■ PROBLEM DETAILS ■
Could you repeat the records shown below exactly as written?

Items from an interface collection:
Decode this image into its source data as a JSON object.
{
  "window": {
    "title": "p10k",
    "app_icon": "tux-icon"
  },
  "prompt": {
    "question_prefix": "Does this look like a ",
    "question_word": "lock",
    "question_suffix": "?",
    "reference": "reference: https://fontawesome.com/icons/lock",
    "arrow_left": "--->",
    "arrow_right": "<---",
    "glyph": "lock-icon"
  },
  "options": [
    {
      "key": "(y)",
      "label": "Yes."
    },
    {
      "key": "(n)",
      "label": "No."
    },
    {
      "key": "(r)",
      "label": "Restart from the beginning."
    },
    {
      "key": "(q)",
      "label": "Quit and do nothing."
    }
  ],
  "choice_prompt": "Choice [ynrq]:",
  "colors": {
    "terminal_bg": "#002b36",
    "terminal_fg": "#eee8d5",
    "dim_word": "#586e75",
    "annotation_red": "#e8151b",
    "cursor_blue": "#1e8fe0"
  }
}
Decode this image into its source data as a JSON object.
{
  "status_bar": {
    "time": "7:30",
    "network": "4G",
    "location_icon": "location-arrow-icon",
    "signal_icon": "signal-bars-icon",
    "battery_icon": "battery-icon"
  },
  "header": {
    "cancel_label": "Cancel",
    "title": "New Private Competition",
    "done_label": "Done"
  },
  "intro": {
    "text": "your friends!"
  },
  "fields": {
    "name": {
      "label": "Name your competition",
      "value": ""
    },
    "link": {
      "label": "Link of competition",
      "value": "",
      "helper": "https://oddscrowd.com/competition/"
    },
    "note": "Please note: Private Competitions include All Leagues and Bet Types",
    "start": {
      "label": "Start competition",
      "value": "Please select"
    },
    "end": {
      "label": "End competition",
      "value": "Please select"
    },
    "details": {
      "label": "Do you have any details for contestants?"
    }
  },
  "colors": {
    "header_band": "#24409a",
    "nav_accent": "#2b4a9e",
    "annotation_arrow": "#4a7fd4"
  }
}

■ PROBLEM SOLUTION ■
Decode this image into its source data as a JSON object.
{
  "window": {
    "title": "p10k",
    "app_icon": "tux-icon"
  },
  "prompt": {
    "question_prefix": "Does this look like a ",
    "question_word": "lock",
    "question_suffix": "?",
    "reference": "reference: https://fontawesome.com/icons/lock",
    "arrow_left": "--->",
    "arrow_right": "<---",
    "glyph": "lock-icon"
  },
  "options": [
    {
      "key": "(y)",
      "label": "Yes."
    },
    {
      "key": "(n)",
      "label": "No."
    },
    {
      "key": "(r)",
      "label": "Restart from the beginning."
    },
    {
      "key": "(q)",
      "label": "Quit and do nothing."
    }
  ],
  "choice_prompt": "Choice [ynrq]:",
  "colors": {
    "terminal_bg": "#002b36",
    "terminal_fg": "#eee8d5",
    "dim_word": "#586e75",
    "annotation_red": "#e8151b",
    "cursor_blue": "#1e8fe0"
  }
}
Decode this image into its source data as a JSON object.
{
  "status_bar": {
    "time": "7:30",
    "network": "4G",
    "location_icon": "location-arrow-icon",
    "signal_icon": "signal-bars-icon",
    "battery_icon": "battery-icon"
  },
  "header": {
    "cancel_label": "Cancel",
    "title": "New Private Competition",
    "done_label": "Done"
  },
  "intro": {
    "text": "your friends!"
  },
  "fields": {
    "name": {
      "label": "Name your competition",
      "value": ""
    },
    "link": {
      "label": "Link of competition",
      "value": "",
      "helper": "https://oddscrowd.com/competition/"
    },
    "note": "Please note: Private Competitions include All Leagues and Bet Types",
    "start": {
      "label": "Start competition",
      "value": "Please select"
    },
    "end": {
      "label": "End competition",
      "value": "Please select"
    },
    "details": {
      "label": "Do you have any details for contestants?"
    }
  },
  "colors": {
    "header_band": "#24409a",
    "nav_accent": "#2b4a9e",
    "annotation_arrow": "#4a7fd4"
  }
}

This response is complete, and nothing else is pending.